[Required action] Strip the pictures, then copy the remaining data exactly as it stands.

[Task data]
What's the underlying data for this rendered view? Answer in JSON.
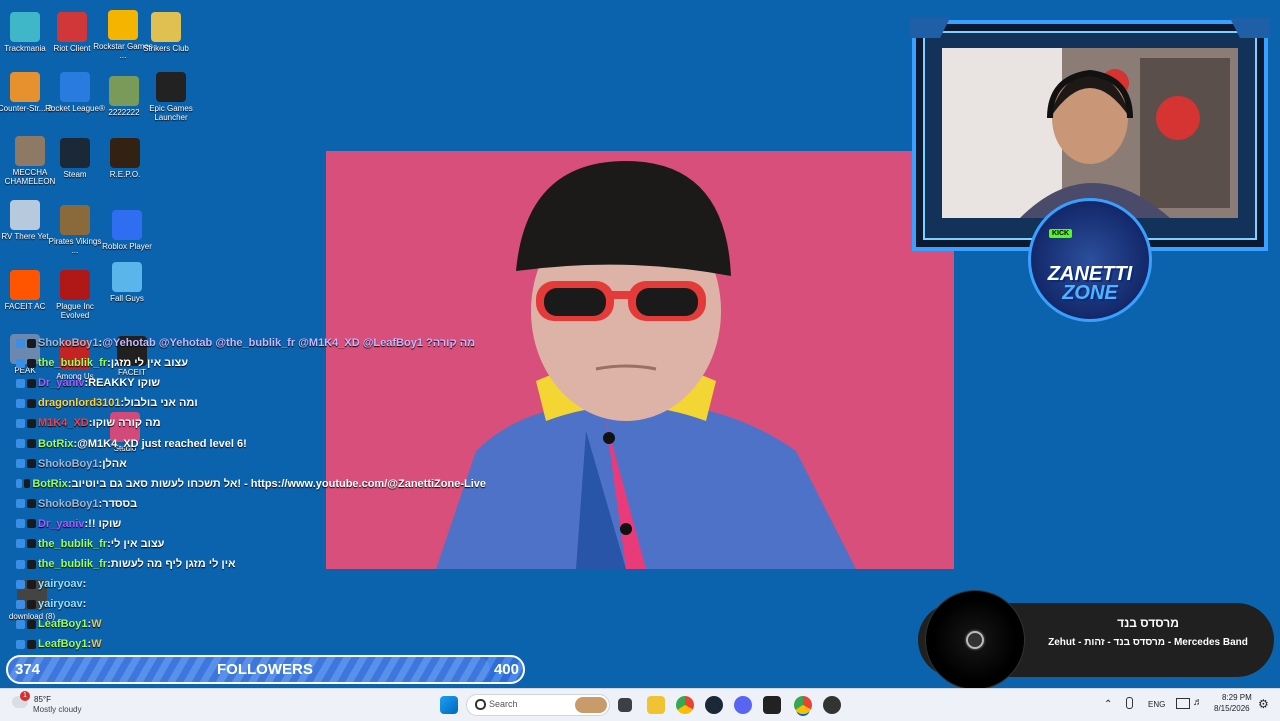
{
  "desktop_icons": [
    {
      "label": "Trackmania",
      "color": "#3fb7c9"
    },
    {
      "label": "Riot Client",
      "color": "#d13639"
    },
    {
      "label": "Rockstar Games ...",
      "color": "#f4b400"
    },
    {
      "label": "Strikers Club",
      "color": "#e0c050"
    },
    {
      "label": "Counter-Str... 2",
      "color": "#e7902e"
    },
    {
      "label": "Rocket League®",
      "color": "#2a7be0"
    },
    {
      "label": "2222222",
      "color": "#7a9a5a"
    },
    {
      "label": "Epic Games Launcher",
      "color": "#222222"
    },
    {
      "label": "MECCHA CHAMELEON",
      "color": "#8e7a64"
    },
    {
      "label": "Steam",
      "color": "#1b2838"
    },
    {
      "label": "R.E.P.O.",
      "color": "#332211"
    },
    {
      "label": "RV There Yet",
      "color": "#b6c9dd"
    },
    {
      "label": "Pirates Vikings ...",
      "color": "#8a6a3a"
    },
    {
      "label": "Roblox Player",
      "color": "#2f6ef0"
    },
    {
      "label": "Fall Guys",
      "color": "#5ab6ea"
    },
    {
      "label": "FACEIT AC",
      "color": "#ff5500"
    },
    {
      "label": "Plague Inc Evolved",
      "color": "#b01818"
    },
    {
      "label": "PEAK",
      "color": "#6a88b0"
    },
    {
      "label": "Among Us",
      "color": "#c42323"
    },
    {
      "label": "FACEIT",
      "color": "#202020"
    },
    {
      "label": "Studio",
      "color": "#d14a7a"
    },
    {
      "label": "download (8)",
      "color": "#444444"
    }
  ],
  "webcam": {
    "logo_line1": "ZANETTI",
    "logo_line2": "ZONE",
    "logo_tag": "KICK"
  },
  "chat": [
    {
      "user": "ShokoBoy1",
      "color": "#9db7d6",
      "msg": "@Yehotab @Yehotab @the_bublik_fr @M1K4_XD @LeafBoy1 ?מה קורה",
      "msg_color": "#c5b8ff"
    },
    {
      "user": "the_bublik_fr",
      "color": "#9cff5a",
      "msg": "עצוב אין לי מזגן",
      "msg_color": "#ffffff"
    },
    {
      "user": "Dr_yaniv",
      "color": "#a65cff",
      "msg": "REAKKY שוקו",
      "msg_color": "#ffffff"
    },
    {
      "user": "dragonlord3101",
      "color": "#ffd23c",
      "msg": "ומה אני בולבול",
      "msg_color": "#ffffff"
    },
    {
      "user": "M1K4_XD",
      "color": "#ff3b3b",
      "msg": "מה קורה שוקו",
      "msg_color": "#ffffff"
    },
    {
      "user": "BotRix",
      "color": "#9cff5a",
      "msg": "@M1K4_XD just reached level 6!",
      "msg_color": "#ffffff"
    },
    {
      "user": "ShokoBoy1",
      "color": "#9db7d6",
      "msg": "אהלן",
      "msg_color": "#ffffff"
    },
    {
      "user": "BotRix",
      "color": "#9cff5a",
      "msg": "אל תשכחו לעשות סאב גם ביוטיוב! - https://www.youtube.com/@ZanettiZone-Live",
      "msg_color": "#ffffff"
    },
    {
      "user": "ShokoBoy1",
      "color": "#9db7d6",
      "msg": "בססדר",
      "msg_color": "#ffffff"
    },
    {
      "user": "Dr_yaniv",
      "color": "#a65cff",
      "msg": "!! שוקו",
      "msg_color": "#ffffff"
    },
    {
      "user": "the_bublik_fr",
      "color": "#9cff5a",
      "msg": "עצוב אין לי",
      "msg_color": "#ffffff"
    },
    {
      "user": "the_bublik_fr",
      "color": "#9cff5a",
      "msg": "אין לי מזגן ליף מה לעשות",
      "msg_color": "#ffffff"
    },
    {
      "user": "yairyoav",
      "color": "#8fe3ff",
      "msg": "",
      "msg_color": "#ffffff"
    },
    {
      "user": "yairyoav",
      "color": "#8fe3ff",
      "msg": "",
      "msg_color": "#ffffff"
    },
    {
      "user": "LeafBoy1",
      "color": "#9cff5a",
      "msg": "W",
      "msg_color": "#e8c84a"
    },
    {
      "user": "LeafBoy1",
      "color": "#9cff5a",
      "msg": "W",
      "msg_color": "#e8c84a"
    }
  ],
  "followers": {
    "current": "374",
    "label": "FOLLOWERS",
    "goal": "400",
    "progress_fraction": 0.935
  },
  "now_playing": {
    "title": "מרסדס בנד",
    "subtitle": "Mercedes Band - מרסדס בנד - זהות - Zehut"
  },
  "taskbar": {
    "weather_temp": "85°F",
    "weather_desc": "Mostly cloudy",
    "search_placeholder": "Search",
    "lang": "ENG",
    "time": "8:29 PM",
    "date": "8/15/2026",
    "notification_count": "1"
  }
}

[Solution for this problem]
What's the underlying data for this rendered view? Answer in JSON.
{
  "desktop_icons": [
    {
      "label": "Trackmania",
      "color": "#3fb7c9"
    },
    {
      "label": "Riot Client",
      "color": "#d13639"
    },
    {
      "label": "Rockstar Games ...",
      "color": "#f4b400"
    },
    {
      "label": "Strikers Club",
      "color": "#e0c050"
    },
    {
      "label": "Counter-Str... 2",
      "color": "#e7902e"
    },
    {
      "label": "Rocket League®",
      "color": "#2a7be0"
    },
    {
      "label": "2222222",
      "color": "#7a9a5a"
    },
    {
      "label": "Epic Games Launcher",
      "color": "#222222"
    },
    {
      "label": "MECCHA CHAMELEON",
      "color": "#8e7a64"
    },
    {
      "label": "Steam",
      "color": "#1b2838"
    },
    {
      "label": "R.E.P.O.",
      "color": "#332211"
    },
    {
      "label": "RV There Yet",
      "color": "#b6c9dd"
    },
    {
      "label": "Pirates Vikings ...",
      "color": "#8a6a3a"
    },
    {
      "label": "Roblox Player",
      "color": "#2f6ef0"
    },
    {
      "label": "Fall Guys",
      "color": "#5ab6ea"
    },
    {
      "label": "FACEIT AC",
      "color": "#ff5500"
    },
    {
      "label": "Plague Inc Evolved",
      "color": "#b01818"
    },
    {
      "label": "PEAK",
      "color": "#6a88b0"
    },
    {
      "label": "Among Us",
      "color": "#c42323"
    },
    {
      "label": "FACEIT",
      "color": "#202020"
    },
    {
      "label": "Studio",
      "color": "#d14a7a"
    },
    {
      "label": "download (8)",
      "color": "#444444"
    }
  ],
  "webcam": {
    "logo_line1": "ZANETTI",
    "logo_line2": "ZONE",
    "logo_tag": "KICK"
  },
  "chat": [
    {
      "user": "ShokoBoy1",
      "color": "#9db7d6",
      "msg": "@Yehotab @Yehotab @the_bublik_fr @M1K4_XD @LeafBoy1 ?מה קורה",
      "msg_color": "#c5b8ff"
    },
    {
      "user": "the_bublik_fr",
      "color": "#9cff5a",
      "msg": "עצוב אין לי מזגן",
      "msg_color": "#ffffff"
    },
    {
      "user": "Dr_yaniv",
      "color": "#a65cff",
      "msg": "REAKKY שוקו",
      "msg_color": "#ffffff"
    },
    {
      "user": "dragonlord3101",
      "color": "#ffd23c",
      "msg": "ומה אני בולבול",
      "msg_color": "#ffffff"
    },
    {
      "user": "M1K4_XD",
      "color": "#ff3b3b",
      "msg": "מה קורה שוקו",
      "msg_color": "#ffffff"
    },
    {
      "user": "BotRix",
      "color": "#9cff5a",
      "msg": "@M1K4_XD just reached level 6!",
      "msg_color": "#ffffff"
    },
    {
      "user": "ShokoBoy1",
      "color": "#9db7d6",
      "msg": "אהלן",
      "msg_color": "#ffffff"
    },
    {
      "user": "BotRix",
      "color": "#9cff5a",
      "msg": "אל תשכחו לעשות סאב גם ביוטיוב! - https://www.youtube.com/@ZanettiZone-Live",
      "msg_color": "#ffffff"
    },
    {
      "user": "ShokoBoy1",
      "color": "#9db7d6",
      "msg": "בססדר",
      "msg_color": "#ffffff"
    },
    {
      "user": "Dr_yaniv",
      "color": "#a65cff",
      "msg": "!! שוקו",
      "msg_color": "#ffffff"
    },
    {
      "user": "the_bublik_fr",
      "color": "#9cff5a",
      "msg": "עצוב אין לי",
      "msg_color": "#ffffff"
    },
    {
      "user": "the_bublik_fr",
      "color": "#9cff5a",
      "msg": "אין לי מזגן ליף מה לעשות",
      "msg_color": "#ffffff"
    },
    {
      "user": "yairyoav",
      "color": "#8fe3ff",
      "msg": "",
      "msg_color": "#ffffff"
    },
    {
      "user": "yairyoav",
      "color": "#8fe3ff",
      "msg": "",
      "msg_color": "#ffffff"
    },
    {
      "user": "LeafBoy1",
      "color": "#9cff5a",
      "msg": "W",
      "msg_color": "#e8c84a"
    },
    {
      "user": "LeafBoy1",
      "color": "#9cff5a",
      "msg": "W",
      "msg_color": "#e8c84a"
    }
  ],
  "followers": {
    "current": "374",
    "label": "FOLLOWERS",
    "goal": "400",
    "progress_fraction": 0.935
  },
  "now_playing": {
    "title": "מרסדס בנד",
    "subtitle": "Mercedes Band - מרסדס בנד - זהות - Zehut"
  },
  "taskbar": {
    "weather_temp": "85°F",
    "weather_desc": "Mostly cloudy",
    "search_placeholder": "Search",
    "lang": "ENG",
    "time": "8:29 PM",
    "date": "8/15/2026",
    "notification_count": "1"
  }
}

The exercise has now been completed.